2007 will go down in history as the year the Arctic icecap collapsed. The NSIDC (National Snow and Ice Date Center) is making available real time images of the Arctic Ice Cap which show the icecap shrinking dramatically below it's normal minimum summer area. Here is the report for Sept 10, 2007:
Sea ice extent continues to decline, and is now at 4.24 million square kilometers (1.63 million square miles), falling yet further below the previous record absolute minimum of 5.32 million square kilometers (2.05 million square miles) that occurred on September 20–21, 2005.
Record low icecap extent on Sept 10, 2007
More below ...
The image below shows the current (Sept 10, 2007) extent of the Arctic Ice Cap. The magenta line indicates the normal extent of the icecap at it's summer minimum for the last 30 years. As you can see the current icecap area is far below the normal area. And it's still shrinking!
The graph shows the current area of the Arctic icecap compared to previous years. The 2007 icecap is reduced by 40% from it's normal area!
View the historical data using Google Earth
Check it out in Google Earth. Open this file in Google Earth to see a time based animation of the icecap's extent. Use the time slider to see the normal Arctic summers from 1978 to 2006. This animation was obtained from the NSIDC Google Earth page. Take a look to see this and much other data about the state of the cryosphere.
Real time View of the Arctic
You can also see the extent of the Arctic ice cap in real time directly in Google Earth. The image below is being updated everyday.
Opening of the Northwest Passage
The retreat of the icecap has opened up the fabled Northwest Passage for the first time!
On August 21, 2007 the Northwest Passage became open to ships without the need of an icebreaker. According to Nalan Koc of the Norwegian Polar Institute this is the first time since they began keeping records in 1972.

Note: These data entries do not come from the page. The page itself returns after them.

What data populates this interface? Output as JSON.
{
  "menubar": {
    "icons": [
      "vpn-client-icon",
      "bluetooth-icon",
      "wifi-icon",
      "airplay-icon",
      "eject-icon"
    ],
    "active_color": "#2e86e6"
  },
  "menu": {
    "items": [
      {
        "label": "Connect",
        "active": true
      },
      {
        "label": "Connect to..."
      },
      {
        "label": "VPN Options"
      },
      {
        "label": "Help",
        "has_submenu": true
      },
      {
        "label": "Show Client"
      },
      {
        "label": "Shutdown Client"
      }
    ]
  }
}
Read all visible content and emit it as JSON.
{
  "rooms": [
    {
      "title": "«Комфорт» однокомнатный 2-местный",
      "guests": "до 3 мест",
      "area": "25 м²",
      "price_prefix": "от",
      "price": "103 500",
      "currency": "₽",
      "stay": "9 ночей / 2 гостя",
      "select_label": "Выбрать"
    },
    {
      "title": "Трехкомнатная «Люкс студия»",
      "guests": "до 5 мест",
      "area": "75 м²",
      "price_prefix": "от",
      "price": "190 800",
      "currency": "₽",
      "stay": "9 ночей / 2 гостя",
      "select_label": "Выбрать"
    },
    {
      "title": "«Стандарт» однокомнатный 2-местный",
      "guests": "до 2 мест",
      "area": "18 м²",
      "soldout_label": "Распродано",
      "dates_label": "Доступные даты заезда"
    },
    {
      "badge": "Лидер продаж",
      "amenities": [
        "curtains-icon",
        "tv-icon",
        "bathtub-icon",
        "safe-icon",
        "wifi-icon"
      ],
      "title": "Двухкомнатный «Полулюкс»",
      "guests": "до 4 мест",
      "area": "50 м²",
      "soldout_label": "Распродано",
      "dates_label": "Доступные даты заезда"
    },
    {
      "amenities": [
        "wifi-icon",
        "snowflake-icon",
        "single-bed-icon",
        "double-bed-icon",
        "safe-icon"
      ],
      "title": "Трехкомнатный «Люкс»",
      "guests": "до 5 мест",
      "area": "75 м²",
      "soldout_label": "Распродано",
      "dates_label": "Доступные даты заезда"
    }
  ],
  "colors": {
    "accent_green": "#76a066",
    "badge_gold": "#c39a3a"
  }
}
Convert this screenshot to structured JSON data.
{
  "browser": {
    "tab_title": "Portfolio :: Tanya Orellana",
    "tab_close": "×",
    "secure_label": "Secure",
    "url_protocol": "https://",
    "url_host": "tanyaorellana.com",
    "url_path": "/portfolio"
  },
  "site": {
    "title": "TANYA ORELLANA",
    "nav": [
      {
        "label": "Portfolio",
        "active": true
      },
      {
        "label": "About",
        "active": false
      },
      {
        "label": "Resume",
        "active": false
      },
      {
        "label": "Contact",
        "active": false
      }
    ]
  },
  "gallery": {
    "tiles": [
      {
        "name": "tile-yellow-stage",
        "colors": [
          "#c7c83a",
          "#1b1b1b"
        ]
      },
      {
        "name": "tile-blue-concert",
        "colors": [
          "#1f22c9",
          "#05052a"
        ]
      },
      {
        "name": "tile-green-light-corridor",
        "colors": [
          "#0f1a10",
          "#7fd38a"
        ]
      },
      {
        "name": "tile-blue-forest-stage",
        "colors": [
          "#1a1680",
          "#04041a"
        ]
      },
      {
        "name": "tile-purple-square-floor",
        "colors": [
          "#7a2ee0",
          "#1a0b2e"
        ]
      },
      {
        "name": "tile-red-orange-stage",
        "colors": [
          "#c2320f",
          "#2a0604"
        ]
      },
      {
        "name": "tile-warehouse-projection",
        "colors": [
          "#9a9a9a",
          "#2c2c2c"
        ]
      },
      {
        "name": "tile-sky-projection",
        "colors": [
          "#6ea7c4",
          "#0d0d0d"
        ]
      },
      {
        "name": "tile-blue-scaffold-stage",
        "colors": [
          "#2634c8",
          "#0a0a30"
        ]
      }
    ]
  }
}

Just a week after Canada and the U.S. agreed to disagree over the ownership of the Northwest Passage, this summer's record melt of Arctic sea ice has unlocked the fabled polar shipping route more completely than ever before, the U.S. National Snow and Ice Data Center has announced.
"It's open," Mark Serreze, a senior scientist with research institute based in Boulder, Colo., said in an interview Tuesday. "It's unprecedented. Theoretically you could take a ship from Tokyo through the Northwest Passage to Boston. Not an easy sail, not a Sunday cruise, but it has started to happen."
Like the projected melting of the glaciers in Glacier National Park in the next 20 years, this latest event is unprecedented and adds to the evidence that global warming is happening much faster than anyone expected.
Rapid melting not just in the Arctic
Like the Arctic, the glaciers of north america are melting at unprecendented rates. Listen to Dan Fagre, an ecologist with the U.S. Geological Survey discuss the fate of the glacier's in Glacier National Park.
"The namesake glaciers for Glacier National Park are disappearing rapidly," he said. "Especially in the last several decades. These glaciers that numbered 150 when the park was first formed are now less than 27." More than 7,000 years ago, glaciers 900 to 1,500 meters thick covered this landscape. The constant ice flow carved out these jagged peaks and deep valleys. Now, Dan Fagre says the remaining glaciers are melting at an alarming rate. He blames global warming. "One glacier by itself can not invoke climate change. But, when you have all the glaciers in almost all of the mountain ranges of the entire globe responding the same way, then you know you have global phenomena. And in this case, the glaciers are responding to warming."
Fagre says if the current melting trend continues all of the glaciers will be gone within 20 years.
The Park formerly know as Glacier
By the way, I was in Glacier National Park this summer and I could not find a single reference to the rapidly melting glaciers in the park bookstores. When I asked a park ranger if they had any books on global warming or on it's effect on Glacier, I was told that for the last 7 years, they have been forbidden to discuss this with tourists because it is controversial!
Amazingly, the park bookstore does not carry a single book on the glaciers of the park. It has apparently has been purged of all but the most cursory references to the glaciers in Glacier National Park. This is apparently intentional to avoid having to admit that the glaciers no longer exist they way they used to and that they will in fact soon be only a memory.
Sobering to realize that the very weather is not controlled solely by the whims of the gods, but also by the accidents of man.